Logan White, a plaintiff in the second lawsuit, was compelled to leave after 17 years of service for refusing COVID-19 vaccination. He worked as an avionics systems technician at CFB Shearwater in Nova Scotia. White hopes that this legal action will bring a sense of justice and hold individuals accountable for their actions. He also believes it might prompt reflection among those who may have treated unvaccinated individuals poorly.
In terms of relief sought, the plaintiffs are pursuing various declarations from the defendants, including claims of breaching public trust, issuing an unlawful order, and causing harm to the plaintiffs. They also seek a reclassification of those released under the 5(f) category from “unsuitable for further service” to a voluntary release under item 4(c). A dishonourable discharge can have enduring impacts on future employment prospects and tarnish one’s record.
Furthermore, the plaintiffs are requesting $1 million each for general and aggravated damages, in addition to other damages for CAF’s alleged failure to adhere to the National Defence Act (NDA) and other policies. It is important to note that soldiers were discharged from the organization through an administrative process, rather than being subjected to court-martial proceedings for noncompliance with the NDA. This alternative approach limited the soldiers’ ability to present their case.

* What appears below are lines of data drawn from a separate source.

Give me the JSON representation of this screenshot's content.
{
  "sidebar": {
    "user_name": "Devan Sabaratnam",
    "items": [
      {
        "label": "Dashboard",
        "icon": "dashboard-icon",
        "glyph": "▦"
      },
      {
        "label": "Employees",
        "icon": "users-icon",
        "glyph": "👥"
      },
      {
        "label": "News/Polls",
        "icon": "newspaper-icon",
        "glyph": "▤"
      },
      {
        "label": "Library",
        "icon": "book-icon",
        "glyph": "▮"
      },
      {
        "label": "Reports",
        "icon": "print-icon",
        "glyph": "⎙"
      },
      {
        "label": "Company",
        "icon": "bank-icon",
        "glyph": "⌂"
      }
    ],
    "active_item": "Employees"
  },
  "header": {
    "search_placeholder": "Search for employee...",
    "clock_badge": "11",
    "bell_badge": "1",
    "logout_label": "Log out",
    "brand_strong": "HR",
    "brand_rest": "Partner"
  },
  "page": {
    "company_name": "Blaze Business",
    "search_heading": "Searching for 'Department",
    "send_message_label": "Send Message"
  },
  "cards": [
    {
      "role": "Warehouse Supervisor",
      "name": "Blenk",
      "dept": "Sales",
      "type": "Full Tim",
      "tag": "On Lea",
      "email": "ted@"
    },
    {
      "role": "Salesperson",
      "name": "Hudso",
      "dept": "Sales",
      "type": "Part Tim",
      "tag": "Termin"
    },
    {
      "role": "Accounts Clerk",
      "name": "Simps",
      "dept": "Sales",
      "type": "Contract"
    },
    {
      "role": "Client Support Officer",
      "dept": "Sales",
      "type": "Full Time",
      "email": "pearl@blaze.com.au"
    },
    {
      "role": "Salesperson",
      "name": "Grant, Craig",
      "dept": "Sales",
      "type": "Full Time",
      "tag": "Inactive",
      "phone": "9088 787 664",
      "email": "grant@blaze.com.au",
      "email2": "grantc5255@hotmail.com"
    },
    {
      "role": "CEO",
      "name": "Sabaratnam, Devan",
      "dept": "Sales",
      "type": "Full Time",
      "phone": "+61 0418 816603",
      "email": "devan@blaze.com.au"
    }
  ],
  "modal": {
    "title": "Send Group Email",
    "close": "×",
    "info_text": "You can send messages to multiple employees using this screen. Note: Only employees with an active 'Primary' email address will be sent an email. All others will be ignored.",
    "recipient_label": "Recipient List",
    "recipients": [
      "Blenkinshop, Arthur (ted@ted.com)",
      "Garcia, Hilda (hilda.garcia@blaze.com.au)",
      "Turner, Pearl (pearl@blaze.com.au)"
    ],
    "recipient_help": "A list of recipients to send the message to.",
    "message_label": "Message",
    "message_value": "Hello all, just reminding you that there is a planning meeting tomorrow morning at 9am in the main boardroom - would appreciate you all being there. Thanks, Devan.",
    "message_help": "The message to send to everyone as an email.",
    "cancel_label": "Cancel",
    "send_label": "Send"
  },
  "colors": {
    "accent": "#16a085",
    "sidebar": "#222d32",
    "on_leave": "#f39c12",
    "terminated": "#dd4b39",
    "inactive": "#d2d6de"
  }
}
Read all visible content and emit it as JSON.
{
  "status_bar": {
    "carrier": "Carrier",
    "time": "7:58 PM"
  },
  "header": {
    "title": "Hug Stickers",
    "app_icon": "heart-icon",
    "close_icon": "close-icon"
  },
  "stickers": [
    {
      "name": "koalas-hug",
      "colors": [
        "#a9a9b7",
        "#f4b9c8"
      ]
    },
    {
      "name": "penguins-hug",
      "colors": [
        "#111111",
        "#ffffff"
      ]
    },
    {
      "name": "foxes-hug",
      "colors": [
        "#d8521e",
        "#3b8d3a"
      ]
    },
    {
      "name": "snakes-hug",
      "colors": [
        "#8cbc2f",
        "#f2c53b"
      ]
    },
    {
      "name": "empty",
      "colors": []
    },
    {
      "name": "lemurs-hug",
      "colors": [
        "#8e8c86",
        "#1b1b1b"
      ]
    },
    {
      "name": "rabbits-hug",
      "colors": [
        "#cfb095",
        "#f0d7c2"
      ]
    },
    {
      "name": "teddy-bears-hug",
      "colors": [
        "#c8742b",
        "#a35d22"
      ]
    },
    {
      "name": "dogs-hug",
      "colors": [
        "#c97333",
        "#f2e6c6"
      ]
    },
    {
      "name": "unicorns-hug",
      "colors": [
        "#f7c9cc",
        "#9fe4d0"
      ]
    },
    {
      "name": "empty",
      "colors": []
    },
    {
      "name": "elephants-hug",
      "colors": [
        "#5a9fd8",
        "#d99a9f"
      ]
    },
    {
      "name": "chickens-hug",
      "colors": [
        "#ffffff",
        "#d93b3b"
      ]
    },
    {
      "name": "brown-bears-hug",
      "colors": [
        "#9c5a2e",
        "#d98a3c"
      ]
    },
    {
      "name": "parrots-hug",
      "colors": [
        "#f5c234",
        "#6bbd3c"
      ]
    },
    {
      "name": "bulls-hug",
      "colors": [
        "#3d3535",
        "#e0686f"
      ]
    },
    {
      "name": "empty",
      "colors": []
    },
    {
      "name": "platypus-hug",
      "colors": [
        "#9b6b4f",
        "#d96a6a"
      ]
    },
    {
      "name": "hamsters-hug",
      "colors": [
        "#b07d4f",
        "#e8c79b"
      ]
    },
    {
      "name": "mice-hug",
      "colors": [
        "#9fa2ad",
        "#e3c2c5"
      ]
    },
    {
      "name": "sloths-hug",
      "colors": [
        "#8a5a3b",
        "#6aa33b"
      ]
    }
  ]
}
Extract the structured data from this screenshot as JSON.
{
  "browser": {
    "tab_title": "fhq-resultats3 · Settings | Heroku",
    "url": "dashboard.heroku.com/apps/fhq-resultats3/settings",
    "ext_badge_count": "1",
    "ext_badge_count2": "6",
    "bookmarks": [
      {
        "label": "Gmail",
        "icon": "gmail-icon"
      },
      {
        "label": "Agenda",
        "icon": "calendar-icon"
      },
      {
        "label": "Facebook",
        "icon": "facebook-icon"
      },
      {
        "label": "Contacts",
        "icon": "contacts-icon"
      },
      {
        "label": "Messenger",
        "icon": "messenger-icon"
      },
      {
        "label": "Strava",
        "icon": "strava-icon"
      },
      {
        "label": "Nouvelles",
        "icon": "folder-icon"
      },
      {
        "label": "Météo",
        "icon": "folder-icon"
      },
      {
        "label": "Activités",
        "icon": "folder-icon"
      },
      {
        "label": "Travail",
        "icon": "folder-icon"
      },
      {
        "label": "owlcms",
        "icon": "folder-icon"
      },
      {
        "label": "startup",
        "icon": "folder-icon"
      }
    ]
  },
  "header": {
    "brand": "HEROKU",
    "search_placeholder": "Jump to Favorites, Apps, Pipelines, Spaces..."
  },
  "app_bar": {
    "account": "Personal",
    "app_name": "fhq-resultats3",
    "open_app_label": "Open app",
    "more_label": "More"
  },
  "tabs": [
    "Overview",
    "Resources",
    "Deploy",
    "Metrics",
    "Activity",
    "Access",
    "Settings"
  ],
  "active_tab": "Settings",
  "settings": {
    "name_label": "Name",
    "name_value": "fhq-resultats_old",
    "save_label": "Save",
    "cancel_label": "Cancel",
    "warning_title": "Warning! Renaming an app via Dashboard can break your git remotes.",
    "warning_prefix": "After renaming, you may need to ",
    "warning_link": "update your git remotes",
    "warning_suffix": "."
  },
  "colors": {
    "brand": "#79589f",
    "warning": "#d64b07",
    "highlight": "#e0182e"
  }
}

The plaintiffs also seek declarations asserting that various high-ranking figures in the CAF purportedly violated different rights protected by the charter, such as liberty, security of the person, and freedom of conscience. Ms. Christensen is in the process of preparing a separate lawsuit specifically for soldiers who have experienced vaccine-related injuries, pending a decision from Veterans Affairs Canada regarding potential compensation for such injuries.